TASK DESCRIPTION.
Which lines of the records contain "State"? Collect every one of them.

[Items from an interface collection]
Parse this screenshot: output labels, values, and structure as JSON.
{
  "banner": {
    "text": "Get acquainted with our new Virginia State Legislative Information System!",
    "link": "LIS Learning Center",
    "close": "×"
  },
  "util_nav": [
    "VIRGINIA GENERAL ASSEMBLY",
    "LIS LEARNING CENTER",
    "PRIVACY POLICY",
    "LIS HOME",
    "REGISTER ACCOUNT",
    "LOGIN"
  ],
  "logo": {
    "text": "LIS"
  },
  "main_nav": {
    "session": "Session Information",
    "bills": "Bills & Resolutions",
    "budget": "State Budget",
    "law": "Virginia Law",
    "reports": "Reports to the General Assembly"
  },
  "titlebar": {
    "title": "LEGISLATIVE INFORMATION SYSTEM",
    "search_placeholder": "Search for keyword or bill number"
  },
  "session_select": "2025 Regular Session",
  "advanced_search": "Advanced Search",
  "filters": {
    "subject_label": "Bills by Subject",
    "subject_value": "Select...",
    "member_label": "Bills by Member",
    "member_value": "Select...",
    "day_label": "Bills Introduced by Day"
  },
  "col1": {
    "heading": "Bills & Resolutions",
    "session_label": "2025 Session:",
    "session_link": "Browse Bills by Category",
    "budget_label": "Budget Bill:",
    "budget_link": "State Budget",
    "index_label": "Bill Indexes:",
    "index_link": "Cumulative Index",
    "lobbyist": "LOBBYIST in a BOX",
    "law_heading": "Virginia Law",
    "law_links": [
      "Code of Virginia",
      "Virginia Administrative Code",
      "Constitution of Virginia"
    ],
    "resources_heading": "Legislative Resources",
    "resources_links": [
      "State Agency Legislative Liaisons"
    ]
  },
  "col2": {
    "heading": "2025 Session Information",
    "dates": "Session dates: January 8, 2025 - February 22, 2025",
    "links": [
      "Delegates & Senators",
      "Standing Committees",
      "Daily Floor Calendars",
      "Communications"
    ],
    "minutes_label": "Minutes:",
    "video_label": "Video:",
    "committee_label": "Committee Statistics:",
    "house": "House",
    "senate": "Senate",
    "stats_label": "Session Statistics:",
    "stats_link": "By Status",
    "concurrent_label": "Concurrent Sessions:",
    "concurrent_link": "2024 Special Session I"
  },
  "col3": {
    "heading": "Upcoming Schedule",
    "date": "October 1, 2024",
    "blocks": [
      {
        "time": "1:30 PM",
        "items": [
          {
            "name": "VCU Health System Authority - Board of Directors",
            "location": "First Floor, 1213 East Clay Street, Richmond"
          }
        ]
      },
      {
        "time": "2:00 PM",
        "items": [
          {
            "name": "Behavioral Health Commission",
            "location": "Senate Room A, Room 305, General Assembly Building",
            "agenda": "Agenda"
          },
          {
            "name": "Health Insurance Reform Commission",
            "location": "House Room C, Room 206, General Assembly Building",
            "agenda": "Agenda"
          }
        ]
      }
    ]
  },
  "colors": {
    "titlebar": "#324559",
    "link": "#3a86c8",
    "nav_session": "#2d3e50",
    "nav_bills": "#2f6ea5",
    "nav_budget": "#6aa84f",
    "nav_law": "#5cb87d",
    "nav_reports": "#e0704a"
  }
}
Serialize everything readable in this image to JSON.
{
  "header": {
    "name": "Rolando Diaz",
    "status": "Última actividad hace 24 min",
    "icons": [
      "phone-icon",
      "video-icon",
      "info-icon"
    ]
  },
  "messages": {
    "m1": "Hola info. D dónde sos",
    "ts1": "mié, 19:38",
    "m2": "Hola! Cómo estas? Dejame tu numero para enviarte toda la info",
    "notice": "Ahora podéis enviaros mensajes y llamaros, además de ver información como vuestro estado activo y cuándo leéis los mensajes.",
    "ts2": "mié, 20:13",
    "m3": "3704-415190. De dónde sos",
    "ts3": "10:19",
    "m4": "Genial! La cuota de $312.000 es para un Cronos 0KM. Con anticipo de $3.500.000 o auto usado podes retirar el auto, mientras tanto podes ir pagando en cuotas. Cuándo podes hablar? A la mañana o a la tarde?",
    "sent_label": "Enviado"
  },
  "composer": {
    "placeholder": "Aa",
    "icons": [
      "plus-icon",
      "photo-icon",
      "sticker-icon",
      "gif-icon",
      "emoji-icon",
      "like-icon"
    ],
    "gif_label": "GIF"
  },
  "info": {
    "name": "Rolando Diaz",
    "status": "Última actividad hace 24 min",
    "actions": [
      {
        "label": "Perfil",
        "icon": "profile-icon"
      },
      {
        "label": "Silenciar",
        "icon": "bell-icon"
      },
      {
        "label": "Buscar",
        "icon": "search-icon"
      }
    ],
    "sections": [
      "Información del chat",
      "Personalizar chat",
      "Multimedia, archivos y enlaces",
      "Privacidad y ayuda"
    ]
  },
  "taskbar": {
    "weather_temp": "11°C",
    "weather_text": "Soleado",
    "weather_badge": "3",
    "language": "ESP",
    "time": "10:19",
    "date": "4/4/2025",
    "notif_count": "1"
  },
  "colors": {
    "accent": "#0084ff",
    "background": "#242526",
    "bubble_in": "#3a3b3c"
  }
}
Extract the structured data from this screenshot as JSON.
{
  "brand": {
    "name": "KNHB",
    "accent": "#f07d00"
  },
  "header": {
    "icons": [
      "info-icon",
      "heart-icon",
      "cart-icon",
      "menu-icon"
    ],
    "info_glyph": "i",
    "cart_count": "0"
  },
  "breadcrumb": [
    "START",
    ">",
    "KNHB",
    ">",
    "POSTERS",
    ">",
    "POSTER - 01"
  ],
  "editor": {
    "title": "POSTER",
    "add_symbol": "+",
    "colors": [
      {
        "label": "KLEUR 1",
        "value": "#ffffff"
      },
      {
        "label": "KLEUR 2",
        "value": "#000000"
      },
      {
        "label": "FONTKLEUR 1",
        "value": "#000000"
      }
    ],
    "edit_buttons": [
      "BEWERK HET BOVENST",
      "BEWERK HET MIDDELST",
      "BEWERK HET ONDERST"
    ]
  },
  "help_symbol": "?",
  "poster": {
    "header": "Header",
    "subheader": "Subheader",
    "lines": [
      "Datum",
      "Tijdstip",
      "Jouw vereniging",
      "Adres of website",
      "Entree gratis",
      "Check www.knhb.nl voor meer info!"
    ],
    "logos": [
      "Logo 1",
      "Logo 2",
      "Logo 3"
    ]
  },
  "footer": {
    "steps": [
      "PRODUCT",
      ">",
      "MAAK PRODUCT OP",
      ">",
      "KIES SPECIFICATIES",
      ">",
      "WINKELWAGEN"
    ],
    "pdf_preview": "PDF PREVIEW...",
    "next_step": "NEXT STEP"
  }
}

SOLUTION.
    "text": "Get acquainted with our new Virginia State Legislative Information System!",
    "budget": "State Budget",
    "budget_link": "State Budget",
      "State Agency Legislative Liaisons"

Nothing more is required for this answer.